- WHAT YOU WILL DO:
Return the records that follow, matching each one exactly.
*** SUPPLIED MATERIAL Section Begins ***
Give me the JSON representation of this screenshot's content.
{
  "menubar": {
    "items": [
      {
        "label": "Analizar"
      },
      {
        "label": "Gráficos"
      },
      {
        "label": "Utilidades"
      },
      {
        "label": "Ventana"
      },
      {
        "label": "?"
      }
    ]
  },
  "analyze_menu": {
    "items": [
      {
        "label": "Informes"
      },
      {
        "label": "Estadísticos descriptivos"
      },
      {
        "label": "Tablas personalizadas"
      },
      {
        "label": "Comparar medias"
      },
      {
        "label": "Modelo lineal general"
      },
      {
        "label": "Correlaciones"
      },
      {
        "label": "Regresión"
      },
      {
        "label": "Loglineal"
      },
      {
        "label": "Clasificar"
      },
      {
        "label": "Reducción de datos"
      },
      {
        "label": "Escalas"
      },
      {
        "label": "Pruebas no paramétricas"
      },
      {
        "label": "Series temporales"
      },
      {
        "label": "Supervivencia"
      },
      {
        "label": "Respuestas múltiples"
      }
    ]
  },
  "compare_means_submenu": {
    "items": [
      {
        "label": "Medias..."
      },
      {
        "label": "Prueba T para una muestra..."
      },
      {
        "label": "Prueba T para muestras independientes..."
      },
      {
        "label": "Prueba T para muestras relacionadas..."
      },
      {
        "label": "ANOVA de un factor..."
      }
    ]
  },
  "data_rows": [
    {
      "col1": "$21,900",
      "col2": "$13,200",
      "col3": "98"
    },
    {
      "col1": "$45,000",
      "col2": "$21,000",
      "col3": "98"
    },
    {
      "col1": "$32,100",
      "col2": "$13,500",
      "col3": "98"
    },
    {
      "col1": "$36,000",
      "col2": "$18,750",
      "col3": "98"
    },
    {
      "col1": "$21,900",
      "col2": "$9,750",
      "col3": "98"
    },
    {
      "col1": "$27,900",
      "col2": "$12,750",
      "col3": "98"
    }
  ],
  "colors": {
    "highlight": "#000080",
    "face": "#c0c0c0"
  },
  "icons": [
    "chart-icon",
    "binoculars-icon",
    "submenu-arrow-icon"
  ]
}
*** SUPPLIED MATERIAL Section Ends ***
- TASK OUTPUT:
Give me the JSON representation of this screenshot's content.
{
  "menubar": {
    "items": [
      {
        "label": "Analizar"
      },
      {
        "label": "Gráficos"
      },
      {
        "label": "Utilidades"
      },
      {
        "label": "Ventana"
      },
      {
        "label": "?"
      }
    ]
  },
  "analyze_menu": {
    "items": [
      {
        "label": "Informes"
      },
      {
        "label": "Estadísticos descriptivos"
      },
      {
        "label": "Tablas personalizadas"
      },
      {
        "label": "Comparar medias"
      },
      {
        "label": "Modelo lineal general"
      },
      {
        "label": "Correlaciones"
      },
      {
        "label": "Regresión"
      },
      {
        "label": "Loglineal"
      },
      {
        "label": "Clasificar"
      },
      {
        "label": "Reducción de datos"
      },
      {
        "label": "Escalas"
      },
      {
        "label": "Pruebas no paramétricas"
      },
      {
        "label": "Series temporales"
      },
      {
        "label": "Supervivencia"
      },
      {
        "label": "Respuestas múltiples"
      }
    ]
  },
  "compare_means_submenu": {
    "items": [
      {
        "label": "Medias..."
      },
      {
        "label": "Prueba T para una muestra..."
      },
      {
        "label": "Prueba T para muestras independientes..."
      },
      {
        "label": "Prueba T para muestras relacionadas..."
      },
      {
        "label": "ANOVA de un factor..."
      }
    ]
  },
  "data_rows": [
    {
      "col1": "$21,900",
      "col2": "$13,200",
      "col3": "98"
    },
    {
      "col1": "$45,000",
      "col2": "$21,000",
      "col3": "98"
    },
    {
      "col1": "$32,100",
      "col2": "$13,500",
      "col3": "98"
    },
    {
      "col1": "$36,000",
      "col2": "$18,750",
      "col3": "98"
    },
    {
      "col1": "$21,900",
      "col2": "$9,750",
      "col3": "98"
    },
    {
      "col1": "$27,900",
      "col2": "$12,750",
      "col3": "98"
    }
  ],
  "colors": {
    "highlight": "#000080",
    "face": "#c0c0c0"
  },
  "icons": [
    "chart-icon",
    "binoculars-icon",
    "submenu-arrow-icon"
  ]
}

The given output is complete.